── Input ──
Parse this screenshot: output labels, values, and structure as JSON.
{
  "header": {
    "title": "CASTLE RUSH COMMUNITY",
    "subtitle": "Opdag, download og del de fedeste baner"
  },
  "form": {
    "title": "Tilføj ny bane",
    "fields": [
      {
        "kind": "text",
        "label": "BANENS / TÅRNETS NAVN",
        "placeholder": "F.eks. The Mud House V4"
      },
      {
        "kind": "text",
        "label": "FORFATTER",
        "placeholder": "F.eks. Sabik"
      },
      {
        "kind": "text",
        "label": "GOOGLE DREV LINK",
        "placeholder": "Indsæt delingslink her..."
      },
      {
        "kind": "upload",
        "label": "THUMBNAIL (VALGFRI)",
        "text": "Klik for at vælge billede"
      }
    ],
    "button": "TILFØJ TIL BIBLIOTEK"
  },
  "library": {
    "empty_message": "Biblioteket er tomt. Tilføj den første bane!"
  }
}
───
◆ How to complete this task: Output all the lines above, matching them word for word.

◆ Solution to this exercise:
Parse this screenshot: output labels, values, and structure as JSON.
{
  "header": {
    "title": "CASTLE RUSH COMMUNITY",
    "subtitle": "Opdag, download og del de fedeste baner"
  },
  "form": {
    "title": "Tilføj ny bane",
    "fields": [
      {
        "kind": "text",
        "label": "BANENS / TÅRNETS NAVN",
        "placeholder": "F.eks. The Mud House V4"
      },
      {
        "kind": "text",
        "label": "FORFATTER",
        "placeholder": "F.eks. Sabik"
      },
      {
        "kind": "text",
        "label": "GOOGLE DREV LINK",
        "placeholder": "Indsæt delingslink her..."
      },
      {
        "kind": "upload",
        "label": "THUMBNAIL (VALGFRI)",
        "text": "Klik for at vælge billede"
      }
    ],
    "button": "TILFØJ TIL BIBLIOTEK"
  },
  "library": {
    "empty_message": "Biblioteket er tomt. Tilføj den første bane!"
  }
}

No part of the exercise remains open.